## Task details
Give all of the records again. Match them exactly.

____

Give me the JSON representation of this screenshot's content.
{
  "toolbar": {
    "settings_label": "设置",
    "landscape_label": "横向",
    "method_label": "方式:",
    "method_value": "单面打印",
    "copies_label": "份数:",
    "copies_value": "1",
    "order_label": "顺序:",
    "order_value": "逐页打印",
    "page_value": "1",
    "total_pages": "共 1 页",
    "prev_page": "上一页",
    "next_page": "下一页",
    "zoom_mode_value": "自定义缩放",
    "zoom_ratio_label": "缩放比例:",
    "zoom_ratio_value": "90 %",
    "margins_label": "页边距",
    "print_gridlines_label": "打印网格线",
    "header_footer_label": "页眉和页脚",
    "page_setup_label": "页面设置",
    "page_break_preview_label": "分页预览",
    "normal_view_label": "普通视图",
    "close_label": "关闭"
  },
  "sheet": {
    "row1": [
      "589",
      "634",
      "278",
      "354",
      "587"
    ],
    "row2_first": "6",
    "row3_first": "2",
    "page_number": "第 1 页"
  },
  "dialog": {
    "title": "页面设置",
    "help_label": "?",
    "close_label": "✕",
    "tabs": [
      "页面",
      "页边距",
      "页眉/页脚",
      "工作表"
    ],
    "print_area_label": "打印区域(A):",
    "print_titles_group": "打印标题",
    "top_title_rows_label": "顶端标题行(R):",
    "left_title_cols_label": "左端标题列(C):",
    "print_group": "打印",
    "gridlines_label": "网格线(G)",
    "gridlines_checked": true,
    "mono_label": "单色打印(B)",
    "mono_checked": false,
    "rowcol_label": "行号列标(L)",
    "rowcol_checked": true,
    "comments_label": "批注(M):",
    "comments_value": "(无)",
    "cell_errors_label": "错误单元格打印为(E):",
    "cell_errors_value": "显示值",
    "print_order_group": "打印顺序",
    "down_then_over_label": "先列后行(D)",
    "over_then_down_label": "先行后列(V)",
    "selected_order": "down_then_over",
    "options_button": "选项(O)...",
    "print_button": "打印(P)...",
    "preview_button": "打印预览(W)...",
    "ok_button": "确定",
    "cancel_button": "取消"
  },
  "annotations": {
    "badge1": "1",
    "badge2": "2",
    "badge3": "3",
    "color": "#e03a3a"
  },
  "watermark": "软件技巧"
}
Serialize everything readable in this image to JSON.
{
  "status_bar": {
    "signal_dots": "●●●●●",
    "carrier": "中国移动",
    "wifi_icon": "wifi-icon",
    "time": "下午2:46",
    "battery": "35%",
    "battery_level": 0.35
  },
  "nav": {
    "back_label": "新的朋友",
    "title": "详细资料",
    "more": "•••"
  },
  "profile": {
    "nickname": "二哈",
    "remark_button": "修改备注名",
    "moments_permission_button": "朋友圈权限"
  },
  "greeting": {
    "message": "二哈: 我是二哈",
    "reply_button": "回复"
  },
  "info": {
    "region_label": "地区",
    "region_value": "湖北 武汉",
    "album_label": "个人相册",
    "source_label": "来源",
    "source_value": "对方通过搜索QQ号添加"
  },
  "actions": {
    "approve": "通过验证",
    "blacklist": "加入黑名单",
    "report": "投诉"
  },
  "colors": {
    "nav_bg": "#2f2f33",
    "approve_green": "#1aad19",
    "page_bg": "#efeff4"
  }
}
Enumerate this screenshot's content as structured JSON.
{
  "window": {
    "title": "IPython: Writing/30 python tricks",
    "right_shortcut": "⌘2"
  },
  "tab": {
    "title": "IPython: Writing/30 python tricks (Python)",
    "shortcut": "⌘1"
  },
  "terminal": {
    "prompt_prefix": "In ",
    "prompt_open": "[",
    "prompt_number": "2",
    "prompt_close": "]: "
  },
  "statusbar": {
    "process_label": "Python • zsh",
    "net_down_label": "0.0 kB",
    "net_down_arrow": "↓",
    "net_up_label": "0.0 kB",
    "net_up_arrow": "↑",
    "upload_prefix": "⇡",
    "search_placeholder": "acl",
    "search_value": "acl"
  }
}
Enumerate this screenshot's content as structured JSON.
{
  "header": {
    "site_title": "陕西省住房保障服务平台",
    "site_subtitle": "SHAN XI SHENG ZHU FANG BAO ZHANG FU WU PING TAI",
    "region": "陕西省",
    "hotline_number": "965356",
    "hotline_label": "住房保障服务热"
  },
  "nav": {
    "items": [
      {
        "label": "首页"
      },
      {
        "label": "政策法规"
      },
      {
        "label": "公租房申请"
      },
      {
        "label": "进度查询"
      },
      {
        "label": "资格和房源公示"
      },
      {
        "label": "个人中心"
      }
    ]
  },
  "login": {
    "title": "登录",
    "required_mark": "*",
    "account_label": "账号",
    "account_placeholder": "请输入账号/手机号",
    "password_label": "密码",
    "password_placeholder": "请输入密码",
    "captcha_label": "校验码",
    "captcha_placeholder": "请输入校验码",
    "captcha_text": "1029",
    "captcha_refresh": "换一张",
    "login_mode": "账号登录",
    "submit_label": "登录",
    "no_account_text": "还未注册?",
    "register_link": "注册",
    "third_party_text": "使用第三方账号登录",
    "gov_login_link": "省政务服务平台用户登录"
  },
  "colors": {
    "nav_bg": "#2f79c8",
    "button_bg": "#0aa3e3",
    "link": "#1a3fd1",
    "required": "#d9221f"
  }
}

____

## Solution to the problem
Give me the JSON representation of this screenshot's content.
{
  "toolbar": {
    "settings_label": "设置",
    "landscape_label": "横向",
    "method_label": "方式:",
    "method_value": "单面打印",
    "copies_label": "份数:",
    "copies_value": "1",
    "order_label": "顺序:",
    "order_value": "逐页打印",
    "page_value": "1",
    "total_pages": "共 1 页",
    "prev_page": "上一页",
    "next_page": "下一页",
    "zoom_mode_value": "自定义缩放",
    "zoom_ratio_label": "缩放比例:",
    "zoom_ratio_value": "90 %",
    "margins_label": "页边距",
    "print_gridlines_label": "打印网格线",
    "header_footer_label": "页眉和页脚",
    "page_setup_label": "页面设置",
    "page_break_preview_label": "分页预览",
    "normal_view_label": "普通视图",
    "close_label": "关闭"
  },
  "sheet": {
    "row1": [
      "589",
      "634",
      "278",
      "354",
      "587"
    ],
    "row2_first": "6",
    "row3_first": "2",
    "page_number": "第 1 页"
  },
  "dialog": {
    "title": "页面设置",
    "help_label": "?",
    "close_label": "✕",
    "tabs": [
      "页面",
      "页边距",
      "页眉/页脚",
      "工作表"
    ],
    "print_area_label": "打印区域(A):",
    "print_titles_group": "打印标题",
    "top_title_rows_label": "顶端标题行(R):",
    "left_title_cols_label": "左端标题列(C):",
    "print_group": "打印",
    "gridlines_label": "网格线(G)",
    "gridlines_checked": true,
    "mono_label": "单色打印(B)",
    "mono_checked": false,
    "rowcol_label": "行号列标(L)",
    "rowcol_checked": true,
    "comments_label": "批注(M):",
    "comments_value": "(无)",
    "cell_errors_label": "错误单元格打印为(E):",
    "cell_errors_value": "显示值",
    "print_order_group": "打印顺序",
    "down_then_over_label": "先列后行(D)",
    "over_then_down_label": "先行后列(V)",
    "selected_order": "down_then_over",
    "options_button": "选项(O)...",
    "print_button": "打印(P)...",
    "preview_button": "打印预览(W)...",
    "ok_button": "确定",
    "cancel_button": "取消"
  },
  "annotations": {
    "badge1": "1",
    "badge2": "2",
    "badge3": "3",
    "color": "#e03a3a"
  },
  "watermark": "软件技巧"
}
Serialize everything readable in this image to JSON.
{
  "status_bar": {
    "signal_dots": "●●●●●",
    "carrier": "中国移动",
    "wifi_icon": "wifi-icon",
    "time": "下午2:46",
    "battery": "35%",
    "battery_level": 0.35
  },
  "nav": {
    "back_label": "新的朋友",
    "title": "详细资料",
    "more": "•••"
  },
  "profile": {
    "nickname": "二哈",
    "remark_button": "修改备注名",
    "moments_permission_button": "朋友圈权限"
  },
  "greeting": {
    "message": "二哈: 我是二哈",
    "reply_button": "回复"
  },
  "info": {
    "region_label": "地区",
    "region_value": "湖北 武汉",
    "album_label": "个人相册",
    "source_label": "来源",
    "source_value": "对方通过搜索QQ号添加"
  },
  "actions": {
    "approve": "通过验证",
    "blacklist": "加入黑名单",
    "report": "投诉"
  },
  "colors": {
    "nav_bg": "#2f2f33",
    "approve_green": "#1aad19",
    "page_bg": "#efeff4"
  }
}
Enumerate this screenshot's content as structured JSON.
{
  "window": {
    "title": "IPython: Writing/30 python tricks",
    "right_shortcut": "⌘2"
  },
  "tab": {
    "title": "IPython: Writing/30 python tricks (Python)",
    "shortcut": "⌘1"
  },
  "terminal": {
    "prompt_prefix": "In ",
    "prompt_open": "[",
    "prompt_number": "2",
    "prompt_close": "]: "
  },
  "statusbar": {
    "process_label": "Python • zsh",
    "net_down_label": "0.0 kB",
    "net_down_arrow": "↓",
    "net_up_label": "0.0 kB",
    "net_up_arrow": "↑",
    "upload_prefix": "⇡",
    "search_placeholder": "acl",
    "search_value": "acl"
  }
}
Enumerate this screenshot's content as structured JSON.
{
  "header": {
    "site_title": "陕西省住房保障服务平台",
    "site_subtitle": "SHAN XI SHENG ZHU FANG BAO ZHANG FU WU PING TAI",
    "region": "陕西省",
    "hotline_number": "965356",
    "hotline_label": "住房保障服务热"
  },
  "nav": {
    "items": [
      {
        "label": "首页"
      },
      {
        "label": "政策法规"
      },
      {
        "label": "公租房申请"
      },
      {
        "label": "进度查询"
      },
      {
        "label": "资格和房源公示"
      },
      {
        "label": "个人中心"
      }
    ]
  },
  "login": {
    "title": "登录",
    "required_mark": "*",
    "account_label": "账号",
    "account_placeholder": "请输入账号/手机号",
    "password_label": "密码",
    "password_placeholder": "请输入密码",
    "captcha_label": "校验码",
    "captcha_placeholder": "请输入校验码",
    "captcha_text": "1029",
    "captcha_refresh": "换一张",
    "login_mode": "账号登录",
    "submit_label": "登录",
    "no_account_text": "还未注册?",
    "register_link": "注册",
    "third_party_text": "使用第三方账号登录",
    "gov_login_link": "省政务服务平台用户登录"
  },
  "colors": {
    "nav_bg": "#2f79c8",
    "button_bg": "#0aa3e3",
    "link": "#1a3fd1",
    "required": "#d9221f"
  }
}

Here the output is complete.